Data supplied:
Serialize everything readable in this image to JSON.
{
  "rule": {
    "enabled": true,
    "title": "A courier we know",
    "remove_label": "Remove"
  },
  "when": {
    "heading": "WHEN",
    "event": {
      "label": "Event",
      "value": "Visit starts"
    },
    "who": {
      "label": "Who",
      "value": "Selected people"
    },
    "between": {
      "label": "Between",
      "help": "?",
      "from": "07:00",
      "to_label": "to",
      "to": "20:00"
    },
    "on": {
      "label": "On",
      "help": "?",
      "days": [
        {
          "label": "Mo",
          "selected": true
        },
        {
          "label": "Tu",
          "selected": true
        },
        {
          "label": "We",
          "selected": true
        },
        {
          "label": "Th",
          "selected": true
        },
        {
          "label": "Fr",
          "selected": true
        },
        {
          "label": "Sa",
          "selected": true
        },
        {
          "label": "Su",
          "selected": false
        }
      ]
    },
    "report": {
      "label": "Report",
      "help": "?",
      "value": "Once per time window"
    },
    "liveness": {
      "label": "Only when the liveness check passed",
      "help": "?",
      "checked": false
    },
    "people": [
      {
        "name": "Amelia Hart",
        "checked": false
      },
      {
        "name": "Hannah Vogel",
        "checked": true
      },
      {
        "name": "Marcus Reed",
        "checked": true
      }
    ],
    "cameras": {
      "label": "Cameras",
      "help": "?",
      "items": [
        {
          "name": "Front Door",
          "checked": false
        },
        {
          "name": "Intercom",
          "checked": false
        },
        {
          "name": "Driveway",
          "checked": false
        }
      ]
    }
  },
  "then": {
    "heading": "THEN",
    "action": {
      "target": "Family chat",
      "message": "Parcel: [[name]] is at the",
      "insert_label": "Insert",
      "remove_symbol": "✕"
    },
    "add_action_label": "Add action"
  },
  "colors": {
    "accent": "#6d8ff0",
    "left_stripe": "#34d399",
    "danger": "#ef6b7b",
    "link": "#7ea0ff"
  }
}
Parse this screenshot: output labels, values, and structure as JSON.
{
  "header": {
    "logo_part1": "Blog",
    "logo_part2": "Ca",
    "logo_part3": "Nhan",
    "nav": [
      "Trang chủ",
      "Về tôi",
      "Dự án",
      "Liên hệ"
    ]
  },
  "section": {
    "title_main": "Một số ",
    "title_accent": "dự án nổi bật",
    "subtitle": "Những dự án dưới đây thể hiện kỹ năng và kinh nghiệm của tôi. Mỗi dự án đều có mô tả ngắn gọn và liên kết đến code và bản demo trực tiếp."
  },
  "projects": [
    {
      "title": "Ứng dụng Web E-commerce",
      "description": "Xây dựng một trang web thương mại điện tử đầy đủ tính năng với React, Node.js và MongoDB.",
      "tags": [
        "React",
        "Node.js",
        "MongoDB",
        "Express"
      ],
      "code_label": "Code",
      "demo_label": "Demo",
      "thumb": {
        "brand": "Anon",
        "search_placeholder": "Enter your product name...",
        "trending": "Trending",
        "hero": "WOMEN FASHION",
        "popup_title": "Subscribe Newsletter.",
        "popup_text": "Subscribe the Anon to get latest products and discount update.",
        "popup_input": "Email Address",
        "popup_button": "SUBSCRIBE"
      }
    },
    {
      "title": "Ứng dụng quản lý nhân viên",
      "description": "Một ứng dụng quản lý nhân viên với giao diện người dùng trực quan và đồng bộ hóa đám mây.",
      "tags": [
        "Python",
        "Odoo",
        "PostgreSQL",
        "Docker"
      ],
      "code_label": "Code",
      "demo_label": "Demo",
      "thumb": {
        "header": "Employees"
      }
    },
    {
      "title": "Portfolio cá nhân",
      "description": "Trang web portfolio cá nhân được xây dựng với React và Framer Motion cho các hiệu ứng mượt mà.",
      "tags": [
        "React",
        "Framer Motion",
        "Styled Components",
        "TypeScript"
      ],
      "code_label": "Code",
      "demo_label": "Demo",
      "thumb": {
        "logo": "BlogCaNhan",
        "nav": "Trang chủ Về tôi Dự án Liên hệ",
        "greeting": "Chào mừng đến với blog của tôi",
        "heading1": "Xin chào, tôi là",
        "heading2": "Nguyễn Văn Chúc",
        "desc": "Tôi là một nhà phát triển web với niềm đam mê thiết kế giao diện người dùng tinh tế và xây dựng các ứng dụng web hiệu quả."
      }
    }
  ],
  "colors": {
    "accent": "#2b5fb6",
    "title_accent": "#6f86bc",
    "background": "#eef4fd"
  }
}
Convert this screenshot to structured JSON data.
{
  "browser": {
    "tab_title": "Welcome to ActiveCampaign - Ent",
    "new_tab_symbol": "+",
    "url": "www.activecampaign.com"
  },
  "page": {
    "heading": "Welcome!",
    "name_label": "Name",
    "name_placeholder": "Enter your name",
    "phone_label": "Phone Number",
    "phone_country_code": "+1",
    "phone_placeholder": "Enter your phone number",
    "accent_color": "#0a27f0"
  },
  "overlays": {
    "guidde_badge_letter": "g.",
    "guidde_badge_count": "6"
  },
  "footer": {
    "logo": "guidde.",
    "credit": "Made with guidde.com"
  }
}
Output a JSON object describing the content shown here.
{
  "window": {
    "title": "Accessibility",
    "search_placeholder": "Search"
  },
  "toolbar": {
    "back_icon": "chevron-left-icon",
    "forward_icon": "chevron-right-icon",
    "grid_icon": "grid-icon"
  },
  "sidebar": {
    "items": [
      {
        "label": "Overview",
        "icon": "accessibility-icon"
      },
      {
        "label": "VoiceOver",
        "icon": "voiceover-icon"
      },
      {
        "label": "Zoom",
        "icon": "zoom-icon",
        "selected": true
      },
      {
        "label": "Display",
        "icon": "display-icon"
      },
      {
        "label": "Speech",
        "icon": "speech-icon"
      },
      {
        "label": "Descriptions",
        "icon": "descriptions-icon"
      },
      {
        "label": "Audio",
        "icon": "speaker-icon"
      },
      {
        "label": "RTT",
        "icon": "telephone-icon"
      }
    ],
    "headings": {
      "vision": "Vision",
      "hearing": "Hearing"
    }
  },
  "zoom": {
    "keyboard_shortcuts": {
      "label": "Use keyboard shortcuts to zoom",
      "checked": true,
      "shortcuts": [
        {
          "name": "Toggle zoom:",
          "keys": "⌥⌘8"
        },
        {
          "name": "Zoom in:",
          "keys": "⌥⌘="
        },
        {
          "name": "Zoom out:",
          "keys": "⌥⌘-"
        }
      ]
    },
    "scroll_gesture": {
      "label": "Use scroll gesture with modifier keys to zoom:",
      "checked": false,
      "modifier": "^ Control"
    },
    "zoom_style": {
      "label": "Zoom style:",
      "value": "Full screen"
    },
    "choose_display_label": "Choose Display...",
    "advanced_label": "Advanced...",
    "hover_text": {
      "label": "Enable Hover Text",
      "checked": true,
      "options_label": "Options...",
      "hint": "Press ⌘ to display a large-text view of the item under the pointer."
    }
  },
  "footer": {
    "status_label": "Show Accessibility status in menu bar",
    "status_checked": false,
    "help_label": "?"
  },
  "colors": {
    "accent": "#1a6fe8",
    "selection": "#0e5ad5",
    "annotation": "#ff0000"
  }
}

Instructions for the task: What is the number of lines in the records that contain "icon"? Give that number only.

Written solution: 11